Looking to put his days as a drug mule for the Mexican cartel behind him, 145-pound scrapper Leonard Garcia is very focused on his upcoming WEC 36 bout against former UFC champ Jens Pulver - his first bout back since being swept up in a DEA investigation in March. Garcia's arrest and detainment, which kept him on ice for months, left fans wondering if they'd see the man who battled Roger Huerta and Cole Miller in the Octagon ever again. "That's all behind me now," says Garcia, who sometimes regurgitates old cocaine-filled balloons after intense workouts. "I'm an MMA fighter. That's my job. Not ferrying drugs." The November 5th WEC 36 also features a featherweight championship bout between Urijah Faber and Mike Brown and will air live on the Versus cable channel.
Tomorrow night, at the Saitama Super Arena in Japan, Sengoku will trudge forward with its sixth event - an event that brings us the final two rounds of its lightweight and middleweight grand prix tournaments, plus some moderately interesting bouts featuring Takanori Gomi, Antonio Rogerio Nogueira (yes, the brother of that dude on TUF 8), Jorge Masvidal and Joe Doerksen. Like DREAM, Sengoku is struggling to fill the void Pride FC left behind, and like DREAM, there are some compelling match-ups on deck that could affect fighter rankings worldwide. And sadly, like DREAM, Sengoku will most likely garner the attention of only hardcore fans here in the States. In the past year, Sengoku and DREAM have given studs like Roger Gracie, Eddie Alvarez, Josh Barnett and a ton of others a platform to show the international audience that they're bad, bad men and worthy of respect. It's behooves any true MMA fan to visit sites like http://Sherdog.com and http://www.japan-mma.com/ and check these events out.

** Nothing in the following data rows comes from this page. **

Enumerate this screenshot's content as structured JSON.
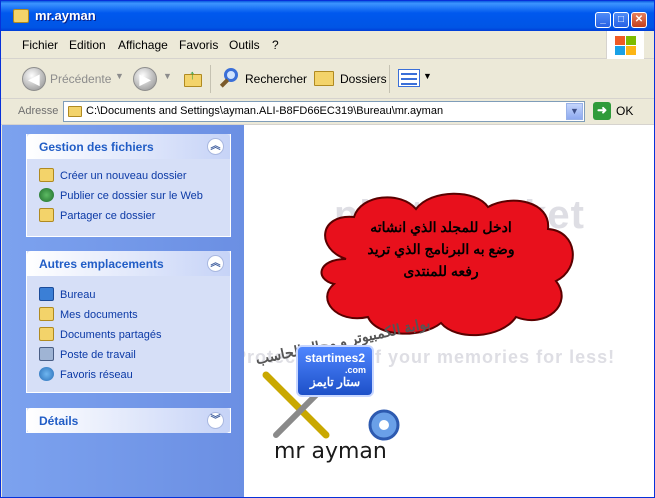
{
  "window": {
    "title": "mr.ayman"
  },
  "menubar": {
    "items": [
      "Fichier",
      "Edition",
      "Affichage",
      "Favoris",
      "Outils",
      "?"
    ]
  },
  "toolbar": {
    "back": "Précédente",
    "search": "Rechercher",
    "folders": "Dossiers"
  },
  "address": {
    "label": "Adresse",
    "path": "C:\\Documents and Settings\\ayman.ALI-B8FD66EC319\\Bureau\\mr.ayman",
    "go": "OK"
  },
  "sidebar": {
    "file_tasks": {
      "title": "Gestion des fichiers",
      "items": [
        "Créer un nouveau dossier",
        "Publier ce dossier sur le Web",
        "Partager ce dossier"
      ]
    },
    "other_places": {
      "title": "Autres emplacements",
      "items": [
        "Bureau",
        "Mes documents",
        "Documents partagés",
        "Poste de travail",
        "Favoris réseau"
      ]
    },
    "details": {
      "title": "Détails"
    }
  },
  "content": {
    "watermark_top": "photobucket",
    "watermark_bottom": "Protect more of your memories for less!",
    "cloud_lines": [
      "ادخل للمجلد الذي انشاته",
      "وضع به البرنامج الذي تريد",
      "رفعه للمنتدى"
    ],
    "logo_arabic": "بوابة الكمبيوتر و مجال الحاسب",
    "badge_top": "startimes2",
    "badge_com": ".com",
    "badge_arabic": "ستار تايمز",
    "caption": "mr ayman"
  }
}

Sometimes promising athletes realize their full potential, sometimes they don't. At an Underground Combat League event in December of 2004, 200-pound Bronx native Kaream Ellington clashed with 335-pound wrestling monster Bryan Vetell. It was a true "David vs. Goliath" bout that saw "David" survive almost seven grueling minutes of ground and pound to turn the tables and get the tap out via strikes. The win made the crowd go absolutely berserk, and it seemed to set Ellington's career back on track - a year and a half later the Muay Thai-trained warrior was dodging Kenichi Yamamoto's leglocks at the Mixed Fighting Championship in Atlantic City, then it was off to Costa Rica for BodogFIGHT and off to Japan for a match against a Brazilian. But now it's been two years since Ellington last fought. Will we ever see the talented competitor - who won an IFC tournament in New Jersey back in 2000, fought at seminal Garden State show BAMA FightNight and won a four-man tournament at the first UCL - fight again? With Ellington's personal problems, that's hard to answer. He will, however, always be the man who gutted out a win against "Goliath" to show New York City fight fans what a mixed martial artist was capable of. Realized or unrealized potential notwithstanding, that's something.